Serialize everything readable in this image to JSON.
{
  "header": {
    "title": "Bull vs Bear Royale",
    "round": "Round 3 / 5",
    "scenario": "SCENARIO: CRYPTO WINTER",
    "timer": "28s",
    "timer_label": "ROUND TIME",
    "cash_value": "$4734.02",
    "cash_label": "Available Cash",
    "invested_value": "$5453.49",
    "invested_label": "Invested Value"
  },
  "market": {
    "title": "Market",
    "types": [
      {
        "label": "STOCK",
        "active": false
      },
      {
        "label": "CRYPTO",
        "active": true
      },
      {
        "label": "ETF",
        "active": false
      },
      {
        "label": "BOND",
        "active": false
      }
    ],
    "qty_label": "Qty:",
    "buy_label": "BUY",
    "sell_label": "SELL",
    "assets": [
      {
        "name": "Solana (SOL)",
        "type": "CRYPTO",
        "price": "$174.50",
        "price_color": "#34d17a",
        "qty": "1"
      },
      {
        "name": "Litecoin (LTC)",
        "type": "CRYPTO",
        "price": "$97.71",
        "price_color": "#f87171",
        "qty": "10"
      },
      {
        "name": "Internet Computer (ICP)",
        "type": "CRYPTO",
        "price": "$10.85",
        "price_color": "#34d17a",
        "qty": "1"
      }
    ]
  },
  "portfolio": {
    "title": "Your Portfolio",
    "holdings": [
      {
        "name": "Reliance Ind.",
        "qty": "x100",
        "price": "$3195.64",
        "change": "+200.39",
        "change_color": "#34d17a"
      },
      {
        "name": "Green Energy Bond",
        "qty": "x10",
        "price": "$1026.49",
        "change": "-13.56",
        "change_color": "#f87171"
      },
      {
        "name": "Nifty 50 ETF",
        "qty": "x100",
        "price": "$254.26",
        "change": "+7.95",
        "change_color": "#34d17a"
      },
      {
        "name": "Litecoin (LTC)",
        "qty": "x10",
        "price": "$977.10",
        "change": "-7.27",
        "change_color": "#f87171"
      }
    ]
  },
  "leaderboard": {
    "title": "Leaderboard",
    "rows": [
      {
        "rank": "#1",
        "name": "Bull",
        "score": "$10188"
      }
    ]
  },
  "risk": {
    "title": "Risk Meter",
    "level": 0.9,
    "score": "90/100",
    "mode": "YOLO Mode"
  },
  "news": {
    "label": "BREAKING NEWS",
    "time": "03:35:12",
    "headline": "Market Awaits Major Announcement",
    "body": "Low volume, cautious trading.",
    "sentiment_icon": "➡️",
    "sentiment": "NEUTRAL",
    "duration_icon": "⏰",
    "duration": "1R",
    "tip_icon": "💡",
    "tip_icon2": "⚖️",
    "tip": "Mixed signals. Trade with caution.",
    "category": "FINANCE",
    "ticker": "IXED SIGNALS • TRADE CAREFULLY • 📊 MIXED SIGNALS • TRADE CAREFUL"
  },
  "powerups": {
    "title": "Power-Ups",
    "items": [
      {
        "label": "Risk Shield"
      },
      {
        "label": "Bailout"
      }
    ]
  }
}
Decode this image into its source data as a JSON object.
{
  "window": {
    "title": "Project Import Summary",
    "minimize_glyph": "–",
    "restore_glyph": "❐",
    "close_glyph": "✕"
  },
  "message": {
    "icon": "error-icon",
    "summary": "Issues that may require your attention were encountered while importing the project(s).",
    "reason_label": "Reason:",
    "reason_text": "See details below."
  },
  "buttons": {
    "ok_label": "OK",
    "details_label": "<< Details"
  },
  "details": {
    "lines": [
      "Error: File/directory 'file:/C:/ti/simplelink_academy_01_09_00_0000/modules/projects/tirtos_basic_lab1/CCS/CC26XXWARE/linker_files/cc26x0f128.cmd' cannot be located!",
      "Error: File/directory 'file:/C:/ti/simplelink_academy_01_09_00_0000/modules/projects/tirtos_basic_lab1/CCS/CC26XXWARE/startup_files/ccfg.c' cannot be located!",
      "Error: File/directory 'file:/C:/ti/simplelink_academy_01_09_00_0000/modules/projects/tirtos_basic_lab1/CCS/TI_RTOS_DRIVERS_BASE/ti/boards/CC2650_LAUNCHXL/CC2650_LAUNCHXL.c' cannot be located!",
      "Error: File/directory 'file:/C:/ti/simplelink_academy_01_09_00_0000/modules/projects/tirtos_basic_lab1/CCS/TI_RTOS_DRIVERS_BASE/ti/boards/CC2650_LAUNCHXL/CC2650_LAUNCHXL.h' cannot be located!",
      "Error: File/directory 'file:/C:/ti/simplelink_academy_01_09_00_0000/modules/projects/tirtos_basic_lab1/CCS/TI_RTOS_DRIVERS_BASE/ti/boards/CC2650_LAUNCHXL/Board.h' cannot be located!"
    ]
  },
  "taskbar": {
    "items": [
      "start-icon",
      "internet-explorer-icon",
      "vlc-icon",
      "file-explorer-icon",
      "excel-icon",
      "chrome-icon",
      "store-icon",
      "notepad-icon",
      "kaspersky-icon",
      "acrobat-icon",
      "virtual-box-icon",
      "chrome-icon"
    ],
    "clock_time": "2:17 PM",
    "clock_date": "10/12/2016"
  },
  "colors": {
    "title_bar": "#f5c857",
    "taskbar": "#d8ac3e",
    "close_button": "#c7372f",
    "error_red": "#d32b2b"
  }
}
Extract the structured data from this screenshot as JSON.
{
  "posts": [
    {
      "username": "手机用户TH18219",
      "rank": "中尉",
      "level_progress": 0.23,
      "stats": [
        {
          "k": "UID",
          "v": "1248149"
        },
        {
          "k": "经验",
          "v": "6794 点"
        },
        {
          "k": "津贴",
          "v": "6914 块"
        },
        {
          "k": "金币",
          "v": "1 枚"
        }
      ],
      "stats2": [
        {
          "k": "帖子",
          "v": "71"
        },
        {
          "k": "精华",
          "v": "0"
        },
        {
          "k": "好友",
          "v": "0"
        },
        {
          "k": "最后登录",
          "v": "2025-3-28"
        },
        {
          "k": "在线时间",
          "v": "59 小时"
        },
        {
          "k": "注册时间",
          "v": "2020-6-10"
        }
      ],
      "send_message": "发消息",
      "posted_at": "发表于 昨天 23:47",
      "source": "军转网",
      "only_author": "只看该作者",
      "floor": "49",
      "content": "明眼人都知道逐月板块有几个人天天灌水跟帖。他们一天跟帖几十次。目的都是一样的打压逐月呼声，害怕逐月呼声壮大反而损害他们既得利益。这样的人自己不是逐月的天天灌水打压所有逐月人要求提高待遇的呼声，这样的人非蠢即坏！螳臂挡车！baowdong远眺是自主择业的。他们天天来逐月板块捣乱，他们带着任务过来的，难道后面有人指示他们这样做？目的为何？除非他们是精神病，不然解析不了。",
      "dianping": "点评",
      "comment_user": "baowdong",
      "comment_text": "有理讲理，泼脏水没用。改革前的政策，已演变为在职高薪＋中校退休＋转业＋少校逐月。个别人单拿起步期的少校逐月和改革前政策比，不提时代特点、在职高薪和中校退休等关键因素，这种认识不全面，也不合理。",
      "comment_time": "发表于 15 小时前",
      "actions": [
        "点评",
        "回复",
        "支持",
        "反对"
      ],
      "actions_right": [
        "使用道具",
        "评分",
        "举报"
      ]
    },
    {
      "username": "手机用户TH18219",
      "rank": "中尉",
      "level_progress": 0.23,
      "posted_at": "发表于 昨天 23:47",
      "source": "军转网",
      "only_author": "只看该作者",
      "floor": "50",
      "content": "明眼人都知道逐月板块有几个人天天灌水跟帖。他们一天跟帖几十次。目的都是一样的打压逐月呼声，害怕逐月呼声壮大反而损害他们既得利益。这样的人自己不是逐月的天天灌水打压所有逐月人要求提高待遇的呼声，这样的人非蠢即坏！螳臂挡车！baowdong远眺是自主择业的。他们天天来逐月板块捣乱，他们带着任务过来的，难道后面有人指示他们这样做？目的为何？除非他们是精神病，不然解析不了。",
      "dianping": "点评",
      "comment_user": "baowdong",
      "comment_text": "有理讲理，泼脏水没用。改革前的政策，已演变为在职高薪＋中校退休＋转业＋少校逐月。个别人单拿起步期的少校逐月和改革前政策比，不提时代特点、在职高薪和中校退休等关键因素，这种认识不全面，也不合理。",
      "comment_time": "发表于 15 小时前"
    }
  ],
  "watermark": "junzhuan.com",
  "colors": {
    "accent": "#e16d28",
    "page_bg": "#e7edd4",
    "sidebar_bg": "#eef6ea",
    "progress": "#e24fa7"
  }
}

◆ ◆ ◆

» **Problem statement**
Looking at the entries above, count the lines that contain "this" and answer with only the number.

» **Exercise result**
3